I've spent the last few years making alcoholic beverages out of a lot of different things at home (grains, sugars, fruits etc...). Mostly beer, but I've also dabbled in mead, sake, ginger beer, and kombucha as well. Wine is the only major class of undistilled alcohol I'm missing (although I've added wine grapes to a couple beers). It probably took so long because I really don't drink wine more than once a month, and then only because someone else buys it or I open a bottle to cook with. It's not that I don't enjoy it, I just enjoy beer much more (and great beers cost the same as cheap wine)
A year ago I read From Vines to Wines a book on making wine from grapes, but for my first batch I decided to go as fool-proof as possible by using a kit. Making a kit wine is about as simple as you can get, the juice has already been separated from the grapes, and the acidity and gravity of the grape juice (must) has already been adjusted. Similar to mead making, adjusting these variables before fermentation is important because they allow for a healthy and complete fermentation (unlike brewing where the correct mash pH and the buffering power of the malt keep the pH in a healthy range for the yeast).
"Brew" day is easy, the kit I bought called for diluting the concentrated must with water, stirring vigorously to dissolve oxygen, and pitching the dried wine yeast. One of the fining agents, bentonite, is hydrated in warm water and added to the must at this point as well. I decided to rehydrate the yeast (Premier Cuvee) in warm water to give them a healthier start even though the kit didn't call for it. It is important to note that six gallons seems to be the standard for home wine kits, so if you go that route you'll have more must than can comfortably ferment in a 6 or 6.5 gallon carboy (I bought a 7.9 gallon bucket).
Fermentation started quickly and was bubbling rapidly after fewer than 24 hours. Unlike wort, the must contains mostly simple mono- or disaccharides that the yeast make quick work of. Just like beer the wine yeast have different suggested fermentation temperature ranges, white wine strains tend to be cooler while reds are fermented hotter (the ambient temperature for my batch was in the low-60s). There was a great interview with Shea Comfort on the Sunday Session where he discusses the complementary fruity flavors that wine yeast can produce (I've been thinking of brewing a Flanders Red with BM45 since I listened to it).

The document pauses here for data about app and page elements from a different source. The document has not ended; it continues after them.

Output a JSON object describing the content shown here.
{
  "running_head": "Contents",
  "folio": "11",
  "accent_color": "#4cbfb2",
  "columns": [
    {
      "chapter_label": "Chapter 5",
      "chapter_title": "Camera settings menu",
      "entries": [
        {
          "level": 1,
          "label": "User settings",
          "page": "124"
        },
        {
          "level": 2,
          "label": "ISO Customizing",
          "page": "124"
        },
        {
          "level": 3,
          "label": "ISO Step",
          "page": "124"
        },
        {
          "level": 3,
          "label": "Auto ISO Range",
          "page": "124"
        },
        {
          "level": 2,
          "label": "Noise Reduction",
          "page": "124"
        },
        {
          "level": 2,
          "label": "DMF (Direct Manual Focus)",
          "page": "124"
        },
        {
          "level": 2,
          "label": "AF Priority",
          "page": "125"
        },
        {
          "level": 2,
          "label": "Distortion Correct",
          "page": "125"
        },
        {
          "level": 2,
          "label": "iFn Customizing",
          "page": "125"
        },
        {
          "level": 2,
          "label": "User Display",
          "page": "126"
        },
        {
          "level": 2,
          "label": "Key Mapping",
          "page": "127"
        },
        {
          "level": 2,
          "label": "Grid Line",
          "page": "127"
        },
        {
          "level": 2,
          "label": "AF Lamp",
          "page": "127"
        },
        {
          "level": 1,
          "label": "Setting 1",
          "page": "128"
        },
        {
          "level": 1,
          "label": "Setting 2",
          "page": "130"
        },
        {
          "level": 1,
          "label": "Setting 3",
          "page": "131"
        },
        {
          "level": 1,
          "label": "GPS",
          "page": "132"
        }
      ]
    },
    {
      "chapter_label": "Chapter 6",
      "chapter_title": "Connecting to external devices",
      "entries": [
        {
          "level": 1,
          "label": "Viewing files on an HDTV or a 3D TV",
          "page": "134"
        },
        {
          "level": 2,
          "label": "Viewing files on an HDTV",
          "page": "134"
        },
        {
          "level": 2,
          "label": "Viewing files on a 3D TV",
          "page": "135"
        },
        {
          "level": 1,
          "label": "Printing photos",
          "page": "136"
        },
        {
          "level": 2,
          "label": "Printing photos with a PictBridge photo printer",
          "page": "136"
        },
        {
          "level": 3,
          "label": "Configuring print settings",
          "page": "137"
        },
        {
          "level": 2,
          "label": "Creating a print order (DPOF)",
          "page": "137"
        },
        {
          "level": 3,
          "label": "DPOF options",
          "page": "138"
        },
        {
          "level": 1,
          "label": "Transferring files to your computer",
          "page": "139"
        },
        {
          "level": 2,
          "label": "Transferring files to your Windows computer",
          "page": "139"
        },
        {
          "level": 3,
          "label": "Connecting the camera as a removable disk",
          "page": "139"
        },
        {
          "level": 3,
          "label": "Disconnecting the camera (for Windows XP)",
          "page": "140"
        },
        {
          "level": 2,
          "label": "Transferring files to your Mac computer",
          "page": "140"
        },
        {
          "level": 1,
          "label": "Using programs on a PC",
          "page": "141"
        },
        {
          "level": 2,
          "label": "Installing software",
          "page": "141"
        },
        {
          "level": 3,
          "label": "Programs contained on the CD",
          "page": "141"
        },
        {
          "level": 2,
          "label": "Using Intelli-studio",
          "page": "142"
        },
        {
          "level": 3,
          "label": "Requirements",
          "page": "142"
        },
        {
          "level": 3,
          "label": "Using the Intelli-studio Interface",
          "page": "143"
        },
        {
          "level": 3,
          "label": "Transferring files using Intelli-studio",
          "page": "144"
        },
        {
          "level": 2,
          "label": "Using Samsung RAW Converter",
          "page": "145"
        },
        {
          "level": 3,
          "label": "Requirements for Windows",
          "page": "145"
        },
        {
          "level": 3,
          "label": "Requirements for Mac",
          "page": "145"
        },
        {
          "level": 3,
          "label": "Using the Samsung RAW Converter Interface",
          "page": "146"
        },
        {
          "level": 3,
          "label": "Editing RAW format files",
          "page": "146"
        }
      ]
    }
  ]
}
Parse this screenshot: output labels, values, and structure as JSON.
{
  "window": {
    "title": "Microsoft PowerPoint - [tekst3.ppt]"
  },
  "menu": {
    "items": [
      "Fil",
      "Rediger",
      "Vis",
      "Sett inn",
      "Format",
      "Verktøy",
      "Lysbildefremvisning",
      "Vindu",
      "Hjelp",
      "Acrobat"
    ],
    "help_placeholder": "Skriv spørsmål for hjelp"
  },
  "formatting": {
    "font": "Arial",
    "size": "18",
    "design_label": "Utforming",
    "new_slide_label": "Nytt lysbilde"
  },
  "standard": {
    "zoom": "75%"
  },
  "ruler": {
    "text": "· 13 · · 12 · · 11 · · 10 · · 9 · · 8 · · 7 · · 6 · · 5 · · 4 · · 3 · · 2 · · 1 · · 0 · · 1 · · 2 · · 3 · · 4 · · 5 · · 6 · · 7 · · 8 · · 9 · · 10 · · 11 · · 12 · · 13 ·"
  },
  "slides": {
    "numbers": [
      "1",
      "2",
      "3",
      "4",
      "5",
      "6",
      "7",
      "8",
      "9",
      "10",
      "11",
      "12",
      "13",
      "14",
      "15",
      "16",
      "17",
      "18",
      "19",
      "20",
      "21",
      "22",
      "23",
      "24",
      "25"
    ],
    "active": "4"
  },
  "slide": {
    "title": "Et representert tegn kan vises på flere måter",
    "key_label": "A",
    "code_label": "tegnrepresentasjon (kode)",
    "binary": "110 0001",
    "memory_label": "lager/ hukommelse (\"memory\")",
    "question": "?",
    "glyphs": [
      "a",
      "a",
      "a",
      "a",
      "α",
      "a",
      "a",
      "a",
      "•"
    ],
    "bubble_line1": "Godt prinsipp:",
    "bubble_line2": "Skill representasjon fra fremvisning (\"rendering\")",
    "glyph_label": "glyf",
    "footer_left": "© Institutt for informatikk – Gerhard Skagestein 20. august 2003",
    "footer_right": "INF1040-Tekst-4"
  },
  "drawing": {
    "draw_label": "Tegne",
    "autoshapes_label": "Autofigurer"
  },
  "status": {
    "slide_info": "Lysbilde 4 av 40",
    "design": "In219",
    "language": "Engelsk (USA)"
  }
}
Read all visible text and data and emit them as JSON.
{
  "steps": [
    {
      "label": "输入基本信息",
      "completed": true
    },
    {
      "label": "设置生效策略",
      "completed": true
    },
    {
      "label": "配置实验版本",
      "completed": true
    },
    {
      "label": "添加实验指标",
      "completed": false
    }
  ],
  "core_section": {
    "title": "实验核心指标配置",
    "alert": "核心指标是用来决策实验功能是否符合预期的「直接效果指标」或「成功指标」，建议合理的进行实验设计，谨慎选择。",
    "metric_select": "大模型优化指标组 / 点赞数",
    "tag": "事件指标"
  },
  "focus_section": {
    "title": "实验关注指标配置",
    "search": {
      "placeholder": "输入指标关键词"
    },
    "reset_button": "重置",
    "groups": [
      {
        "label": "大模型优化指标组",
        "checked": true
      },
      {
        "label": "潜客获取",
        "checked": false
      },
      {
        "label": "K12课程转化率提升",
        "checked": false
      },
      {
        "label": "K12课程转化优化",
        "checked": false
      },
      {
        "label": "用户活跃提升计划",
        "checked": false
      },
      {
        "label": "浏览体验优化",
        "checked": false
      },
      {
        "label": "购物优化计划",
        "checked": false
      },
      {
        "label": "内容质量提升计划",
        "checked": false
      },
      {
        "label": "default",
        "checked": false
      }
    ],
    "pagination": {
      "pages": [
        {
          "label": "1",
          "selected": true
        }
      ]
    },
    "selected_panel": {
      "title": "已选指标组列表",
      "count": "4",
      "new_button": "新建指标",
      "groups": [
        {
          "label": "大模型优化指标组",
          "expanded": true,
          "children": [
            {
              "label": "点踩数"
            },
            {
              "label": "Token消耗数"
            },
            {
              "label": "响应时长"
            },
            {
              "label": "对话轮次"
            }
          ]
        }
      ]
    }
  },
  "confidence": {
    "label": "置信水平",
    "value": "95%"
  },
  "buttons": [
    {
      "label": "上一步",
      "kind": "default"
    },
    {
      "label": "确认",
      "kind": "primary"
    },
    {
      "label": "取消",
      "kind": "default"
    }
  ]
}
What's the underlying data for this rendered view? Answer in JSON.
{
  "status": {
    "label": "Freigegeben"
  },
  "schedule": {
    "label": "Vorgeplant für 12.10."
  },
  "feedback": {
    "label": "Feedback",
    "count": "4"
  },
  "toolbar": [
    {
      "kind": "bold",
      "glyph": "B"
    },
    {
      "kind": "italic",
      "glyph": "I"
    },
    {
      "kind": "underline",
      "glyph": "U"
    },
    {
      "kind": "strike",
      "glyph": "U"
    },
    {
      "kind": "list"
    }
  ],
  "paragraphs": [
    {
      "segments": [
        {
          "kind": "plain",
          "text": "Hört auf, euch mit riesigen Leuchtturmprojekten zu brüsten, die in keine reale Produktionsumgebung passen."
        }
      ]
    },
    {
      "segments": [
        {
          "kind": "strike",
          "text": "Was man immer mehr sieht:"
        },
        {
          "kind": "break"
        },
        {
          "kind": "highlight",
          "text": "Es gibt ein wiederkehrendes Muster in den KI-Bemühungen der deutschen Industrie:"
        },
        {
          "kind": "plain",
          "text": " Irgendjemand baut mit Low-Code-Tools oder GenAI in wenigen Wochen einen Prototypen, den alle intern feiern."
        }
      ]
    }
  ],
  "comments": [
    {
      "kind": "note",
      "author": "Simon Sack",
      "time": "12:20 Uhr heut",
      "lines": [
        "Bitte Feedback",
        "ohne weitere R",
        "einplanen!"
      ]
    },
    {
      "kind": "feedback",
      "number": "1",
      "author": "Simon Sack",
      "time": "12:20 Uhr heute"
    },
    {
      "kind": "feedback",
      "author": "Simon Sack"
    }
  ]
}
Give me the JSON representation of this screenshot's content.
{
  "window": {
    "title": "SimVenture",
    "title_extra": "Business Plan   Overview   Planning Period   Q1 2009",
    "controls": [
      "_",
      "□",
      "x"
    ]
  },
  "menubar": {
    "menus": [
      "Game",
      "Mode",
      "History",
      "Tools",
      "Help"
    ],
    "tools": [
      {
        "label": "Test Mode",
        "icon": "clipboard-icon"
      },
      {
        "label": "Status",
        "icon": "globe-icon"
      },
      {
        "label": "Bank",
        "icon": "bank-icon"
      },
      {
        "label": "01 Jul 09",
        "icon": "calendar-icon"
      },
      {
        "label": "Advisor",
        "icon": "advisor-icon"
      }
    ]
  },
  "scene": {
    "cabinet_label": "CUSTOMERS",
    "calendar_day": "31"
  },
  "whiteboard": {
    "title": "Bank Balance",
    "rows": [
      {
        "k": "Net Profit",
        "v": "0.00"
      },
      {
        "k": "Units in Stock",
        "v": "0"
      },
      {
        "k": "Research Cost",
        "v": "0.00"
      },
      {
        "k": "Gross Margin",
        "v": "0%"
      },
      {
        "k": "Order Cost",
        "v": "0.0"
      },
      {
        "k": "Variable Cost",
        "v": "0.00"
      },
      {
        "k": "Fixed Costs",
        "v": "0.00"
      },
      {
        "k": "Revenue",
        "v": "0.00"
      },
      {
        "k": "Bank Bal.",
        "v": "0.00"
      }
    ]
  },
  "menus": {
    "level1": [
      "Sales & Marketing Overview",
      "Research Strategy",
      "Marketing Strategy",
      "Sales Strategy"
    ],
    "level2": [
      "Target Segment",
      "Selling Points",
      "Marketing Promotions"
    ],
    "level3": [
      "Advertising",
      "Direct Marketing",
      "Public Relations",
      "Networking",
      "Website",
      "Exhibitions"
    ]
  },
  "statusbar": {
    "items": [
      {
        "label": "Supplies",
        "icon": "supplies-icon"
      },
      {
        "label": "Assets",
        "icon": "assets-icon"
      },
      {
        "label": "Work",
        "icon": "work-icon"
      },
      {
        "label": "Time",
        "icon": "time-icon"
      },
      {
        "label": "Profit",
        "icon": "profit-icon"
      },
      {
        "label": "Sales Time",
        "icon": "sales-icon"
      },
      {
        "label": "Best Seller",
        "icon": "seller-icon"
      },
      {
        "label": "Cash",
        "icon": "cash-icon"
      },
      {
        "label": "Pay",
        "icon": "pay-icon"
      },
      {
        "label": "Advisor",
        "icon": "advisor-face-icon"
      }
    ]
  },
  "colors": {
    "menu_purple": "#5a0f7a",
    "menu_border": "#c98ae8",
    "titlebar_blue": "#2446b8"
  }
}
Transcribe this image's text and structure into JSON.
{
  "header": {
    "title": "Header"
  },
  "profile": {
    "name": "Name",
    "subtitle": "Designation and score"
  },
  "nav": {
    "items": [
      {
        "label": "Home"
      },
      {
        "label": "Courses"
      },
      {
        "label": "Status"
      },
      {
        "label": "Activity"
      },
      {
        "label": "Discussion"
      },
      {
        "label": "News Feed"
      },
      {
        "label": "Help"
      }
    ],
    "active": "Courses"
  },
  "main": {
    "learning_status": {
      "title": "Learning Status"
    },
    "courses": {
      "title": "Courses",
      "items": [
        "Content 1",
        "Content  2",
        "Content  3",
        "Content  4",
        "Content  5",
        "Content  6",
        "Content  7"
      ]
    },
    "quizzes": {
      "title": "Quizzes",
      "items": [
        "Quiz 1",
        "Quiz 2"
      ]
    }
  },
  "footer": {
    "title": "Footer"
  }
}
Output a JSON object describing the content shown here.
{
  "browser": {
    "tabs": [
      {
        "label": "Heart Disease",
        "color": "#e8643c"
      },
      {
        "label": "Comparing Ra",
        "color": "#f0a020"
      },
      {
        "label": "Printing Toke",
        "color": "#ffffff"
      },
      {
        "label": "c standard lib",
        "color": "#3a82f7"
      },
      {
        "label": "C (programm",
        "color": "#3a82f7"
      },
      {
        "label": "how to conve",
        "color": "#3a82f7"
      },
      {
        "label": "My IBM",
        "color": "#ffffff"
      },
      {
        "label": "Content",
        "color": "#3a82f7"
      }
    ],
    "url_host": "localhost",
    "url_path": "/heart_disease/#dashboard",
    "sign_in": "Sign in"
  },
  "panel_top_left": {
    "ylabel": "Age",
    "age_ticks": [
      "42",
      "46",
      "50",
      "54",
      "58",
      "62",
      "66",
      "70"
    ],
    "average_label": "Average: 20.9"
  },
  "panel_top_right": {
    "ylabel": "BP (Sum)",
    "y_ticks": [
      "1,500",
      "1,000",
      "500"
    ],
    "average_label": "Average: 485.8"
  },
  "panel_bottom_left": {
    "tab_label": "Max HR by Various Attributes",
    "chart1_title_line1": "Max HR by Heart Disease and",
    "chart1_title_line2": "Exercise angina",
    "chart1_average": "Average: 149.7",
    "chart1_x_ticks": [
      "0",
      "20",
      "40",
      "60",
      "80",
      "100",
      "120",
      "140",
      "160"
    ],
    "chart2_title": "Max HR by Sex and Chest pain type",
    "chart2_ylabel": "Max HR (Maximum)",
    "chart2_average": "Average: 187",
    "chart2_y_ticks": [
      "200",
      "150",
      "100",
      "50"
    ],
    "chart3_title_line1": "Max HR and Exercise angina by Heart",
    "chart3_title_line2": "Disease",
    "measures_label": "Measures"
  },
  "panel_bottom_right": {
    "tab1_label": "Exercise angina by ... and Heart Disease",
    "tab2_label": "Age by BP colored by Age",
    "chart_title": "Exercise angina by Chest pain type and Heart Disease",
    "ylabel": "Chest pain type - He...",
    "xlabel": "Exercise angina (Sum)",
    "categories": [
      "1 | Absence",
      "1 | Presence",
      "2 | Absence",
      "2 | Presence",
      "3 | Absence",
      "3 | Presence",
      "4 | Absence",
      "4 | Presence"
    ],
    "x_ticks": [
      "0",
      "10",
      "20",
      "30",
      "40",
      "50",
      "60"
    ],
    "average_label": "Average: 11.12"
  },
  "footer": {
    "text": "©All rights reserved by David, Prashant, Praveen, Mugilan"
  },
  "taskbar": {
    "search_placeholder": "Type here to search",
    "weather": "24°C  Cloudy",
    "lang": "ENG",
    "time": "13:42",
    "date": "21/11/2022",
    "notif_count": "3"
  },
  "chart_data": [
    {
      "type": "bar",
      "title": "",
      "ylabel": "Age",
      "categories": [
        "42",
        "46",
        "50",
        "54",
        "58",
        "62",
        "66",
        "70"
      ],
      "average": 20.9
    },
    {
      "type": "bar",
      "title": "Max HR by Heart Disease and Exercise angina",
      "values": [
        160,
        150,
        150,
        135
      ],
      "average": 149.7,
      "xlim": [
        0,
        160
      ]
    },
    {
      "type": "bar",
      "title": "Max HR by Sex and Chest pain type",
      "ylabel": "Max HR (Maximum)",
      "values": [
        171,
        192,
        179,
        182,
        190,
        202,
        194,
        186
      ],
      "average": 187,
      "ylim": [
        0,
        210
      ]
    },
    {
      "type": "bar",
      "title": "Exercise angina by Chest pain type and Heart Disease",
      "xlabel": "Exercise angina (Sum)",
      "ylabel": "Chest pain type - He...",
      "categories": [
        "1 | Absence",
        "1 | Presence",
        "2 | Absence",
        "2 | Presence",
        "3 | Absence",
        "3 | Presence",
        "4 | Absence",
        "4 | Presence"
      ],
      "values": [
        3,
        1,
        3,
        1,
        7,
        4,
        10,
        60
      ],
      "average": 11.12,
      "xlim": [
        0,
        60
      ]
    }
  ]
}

After fermentation calmed down, but before the attenuation was complete, I racked the wine to a keg. This seemed like the best option because I could flush the keg with CO2 so the amount of head space wasn't important. I took the extra wine that didn't fit in the keg and used it to make white wine vinegar.
The instructions called for me to rack the wine again a few weeks later before bottling, but I didn't get around to it. At this point I'm a bit late to bottling, but it has taken longer than I intended to round up the 30 delabeled wine bottles, corks, and corker required to give it the "proper" treatment. My initial plan was to just bottle/cap in bombers, but I decided to go that extra mile.
The samples of the wine have been good so far, nice tropical fruit aromatics, clean, and crisp. The sweetness is subtle, chilled it should be a good summertime wine. It certainly has been an interesting process, but I feel more like I've put together a bookshelf from Ikea than actually created something of my own. Even brewing a kit extract beer feels like you are more involved (steeping, boiling, hopping etc...). Making great wine is more about what leads to making the must (growing conditions, harvesting, crushing) than what the wine maker does during fermentation. One of the things I love about brewing beer is that I can buy the same ingredients as the best breweries in the world.
WinExpert Selection Original Liebfraumilch
1/16/11 Sanitized with Campden tablets, 24 g in 1/2 gallon.
Microwaved 1/2 gallon of filter water for 4 minutes, added to primary with the packet of Bentonite.
Mixed in the concentrated must. Topped off with cool filtered water to 6 gallons. Stirred vigerously for a couple minutes. OG 1.088.
Hydrated the Premier Cuvee yeast and pitched. Low to mid-60s ambient temp. Strong fermentation by the next day.
1/28/11 Racked to a keg for secondary. A bit late, was supposed to rack at 1.010 it was down to 1.004.
2/10/11 Gravity down to .998 (just under 12% ABV), just what is supposed to be. Added sulfite and sorbate and stirred vigorously. Added about half of the "F pack" since it was extremely sweet and tasted a bit raisiny. Added the Isinglass and stirred again, no CO2 coming out of solution by the end. Topped off with CO2 and resealed to allow to settle/clear.
3/27/11 Bottled, yielded 25 corked 750s. Easy since there was no priming or racking needed, wine looked crystal clear. Last two bottles got a a bit of air in the line, so i stuck them in the fridge for early samples. I was a few weeks late on bottling, but the wine seemed to be fine.
4/27/11 A month out from bottling it is clear, clean, and plenty fruity. I wish it wasn't quite so sweet, despite the 1.004 finishing gravity (the simple sugars kill me).